- There will be a roll-out of testing for some workers in educational settings and pupils in the Senior phase, which will help to ensure that the partial return to school is as safe as possible. This is in line with national guidance.
It is important to remember that all of our Highland schools will be closed for the long weekend (Monday 15 and Tuesday 16 February are holidays, and Wednesday 17 February is the In-Service Day). During those days our school buildings will be closed and there will be no provision for vulnerable children and the children of key workers.
We are currently working through these guidelines and are planning for the week beginning 22 February. We will continue to keep parents, carers and families informed.

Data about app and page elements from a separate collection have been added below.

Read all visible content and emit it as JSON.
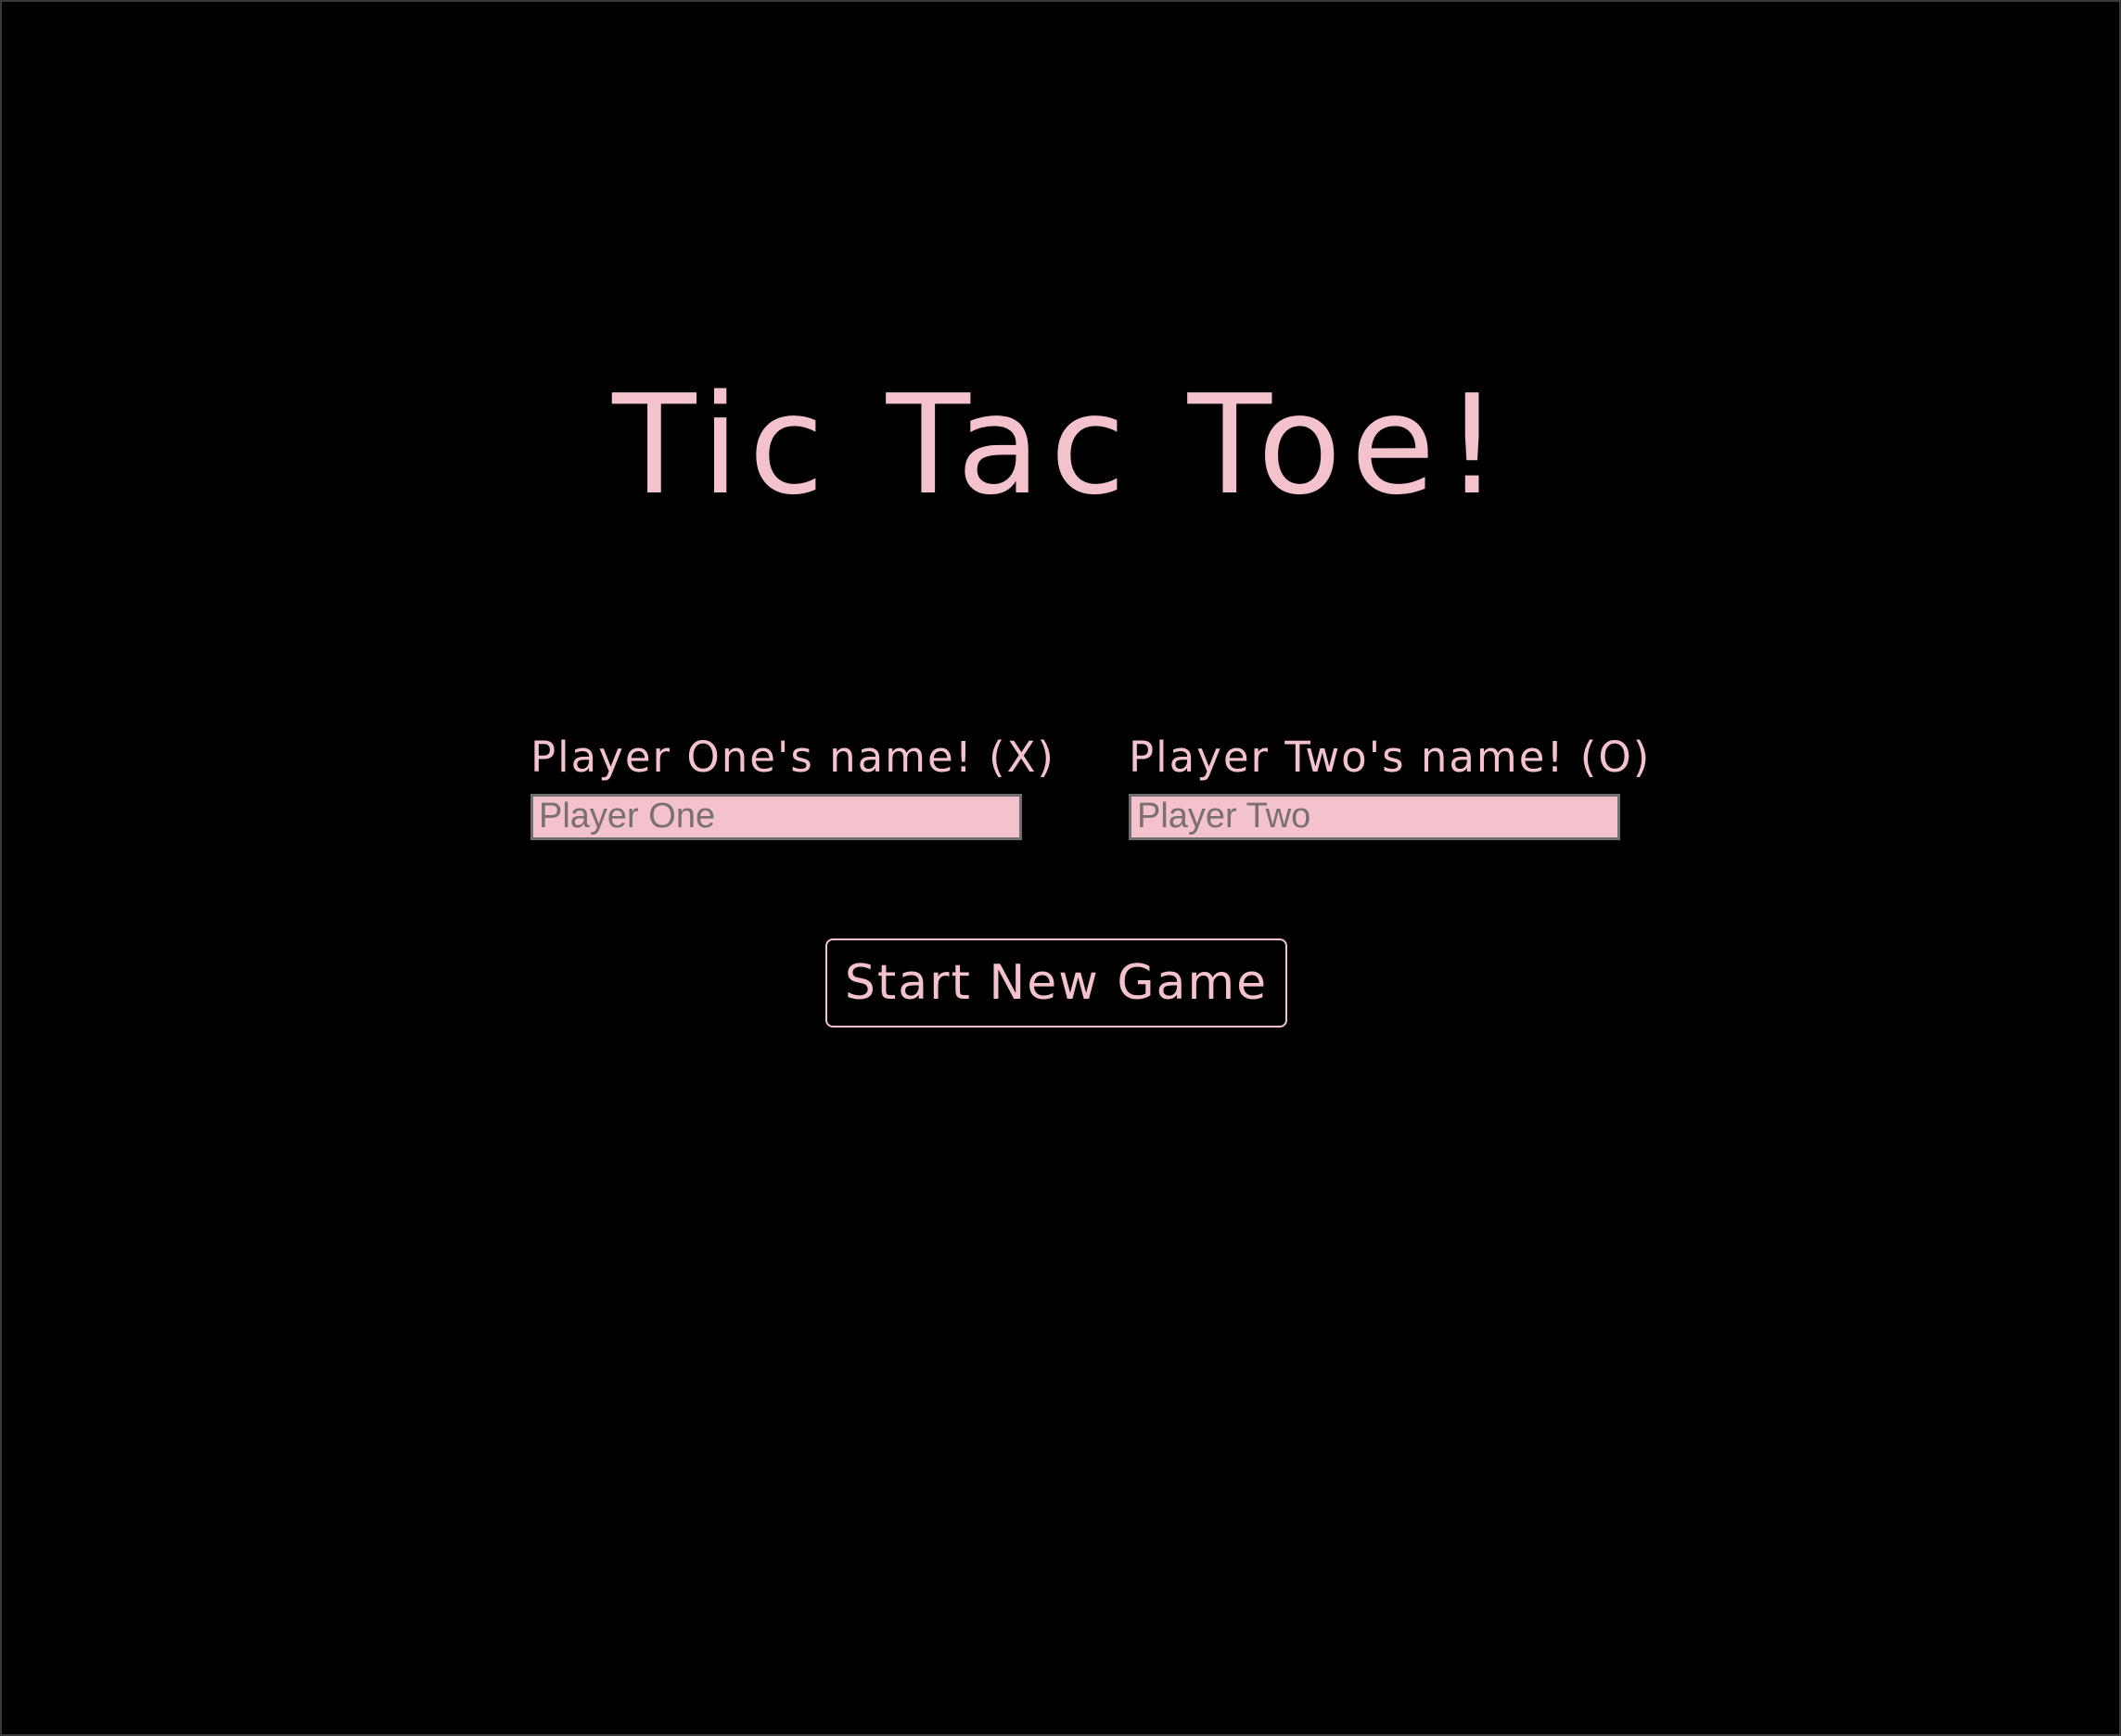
{
  "colors": {
    "background": "#000000",
    "accent": "#f4c2cc",
    "input_border": "#6f6f6f"
  },
  "title": "Tic Tac Toe!",
  "players": [
    {
      "label": "Player One's name! (X)",
      "placeholder": "Player One",
      "value": ""
    },
    {
      "label": "Player Two's name! (O)",
      "placeholder": "Player Two",
      "value": ""
    }
  ],
  "start_button_label": "Start New Game"
}
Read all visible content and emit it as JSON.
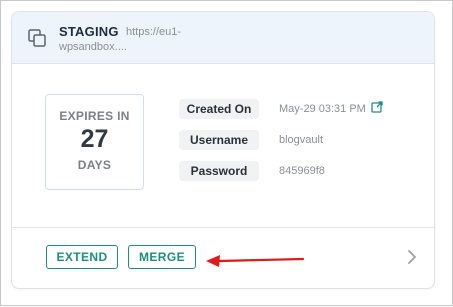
{
  "site": {
    "environment": "STAGING",
    "url_line1": "https://eu1-",
    "url_line2": "wpsandbox...."
  },
  "expiry": {
    "title": "EXPIRES IN",
    "value": "27",
    "unit": "DAYS"
  },
  "details": [
    {
      "label": "Created On",
      "value": "May-29 03:31 PM"
    },
    {
      "label": "Username",
      "value": "blogvault"
    },
    {
      "label": "Password",
      "value": "845969f8"
    }
  ],
  "actions": {
    "extend_label": "EXTEND",
    "merge_label": "MERGE"
  },
  "colors": {
    "accent": "#1a8f7d",
    "header_bg": "#eef4fb",
    "annotation_arrow": "#e0191b"
  },
  "icons": {
    "site": "staging-copy-icon",
    "created_link": "external-link-icon",
    "more": "chevron-right-icon",
    "annotation": "red-arrow-icon"
  }
}
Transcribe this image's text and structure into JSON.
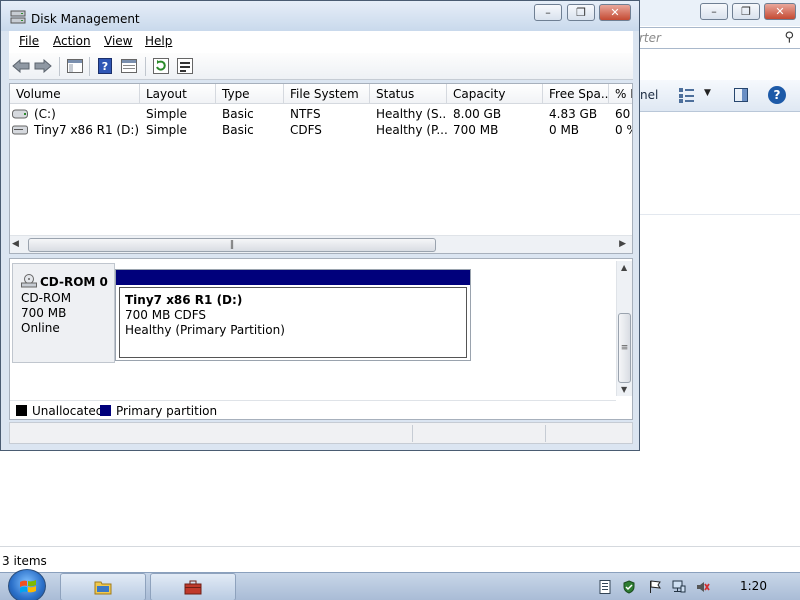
{
  "background_window": {
    "search_placeholder": "rter",
    "command_text": "nel",
    "status_text": "3 items"
  },
  "dm_window": {
    "title": "Disk Management",
    "menu": [
      "File",
      "Action",
      "View",
      "Help"
    ],
    "columns": [
      "Volume",
      "Layout",
      "Type",
      "File System",
      "Status",
      "Capacity",
      "Free Spa...",
      "% F"
    ],
    "volumes": [
      {
        "volume": "(C:)",
        "layout": "Simple",
        "type": "Basic",
        "fs": "NTFS",
        "status": "Healthy (S...",
        "capacity": "8.00 GB",
        "free": "4.83 GB",
        "pct": "60"
      },
      {
        "volume": "Tiny7 x86 R1 (D:)",
        "layout": "Simple",
        "type": "Basic",
        "fs": "CDFS",
        "status": "Healthy (P...",
        "capacity": "700 MB",
        "free": "0 MB",
        "pct": "0 %"
      }
    ],
    "disk": {
      "name": "CD-ROM 0",
      "type": "CD-ROM",
      "size": "700 MB",
      "state": "Online"
    },
    "partition": {
      "name": "Tiny7 x86 R1  (D:)",
      "size_fs": "700 MB CDFS",
      "status": "Healthy (Primary Partition)"
    },
    "legend": [
      "Unallocated",
      "Primary partition"
    ]
  },
  "taskbar": {
    "clock": "1:20"
  },
  "colors": {
    "primary_partition": "#00007b",
    "unallocated": "#000000",
    "window_frame": "#dbe5f1"
  }
}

Further updates about free school meals will be issued next week.
Meanwhile, the current remote learning situation continues, with the continued emphasis on following guidance from the Scottish Government to protect the NHS and save lives. Thank you for your patience and support.
Just before we relax and look at the photos this week (by the way, how impressive: a family can not only get the children engaged in learning but Barney the dog is on the google meet!) I just want to continue to encourage you and your family in all that you are doing. I’m a bit fed up with the media talking about ‘the lost years’ in learning and how much the children are going to be behind. Yes there will be parts that your child will have forgotten and will need to be picked up again at school. Their social skills will need a bit more practice. Their confidence in going outside might need a bit of encouragement but it’s also really important to acknowledge the hard work you are all putting in with and for your children. Every time you expect them to help around the house and garden are learning opportunities. Every time you sit together and chat or walk together are clear bonding times for you as a family. Enjoy these bonus weeks when you can hold your children dear – this is anything but the lost years – it’s an opportunity for family time and acknowledging just how much this is to be valued. When many of you are beginning to struggle as the time is going on, just ‘reboot’ and relax. Turn chores into games (who can match the socks from the basket the quickest? Can we unload the dishwasher and dance to our favourite song together at the same time? Take photos of before and after cleaning the garage and turn them into a chatterpix, etc) and plan for things in your day together.
As you hit that Friday Feeling (woohoo! This is how teachers feel every Friday!) focus on the difference you are making to your child’s life in the long run rather than panicking about what they are missing at school. Leave that to us when we are back together safely.
Aileen Mackay, HT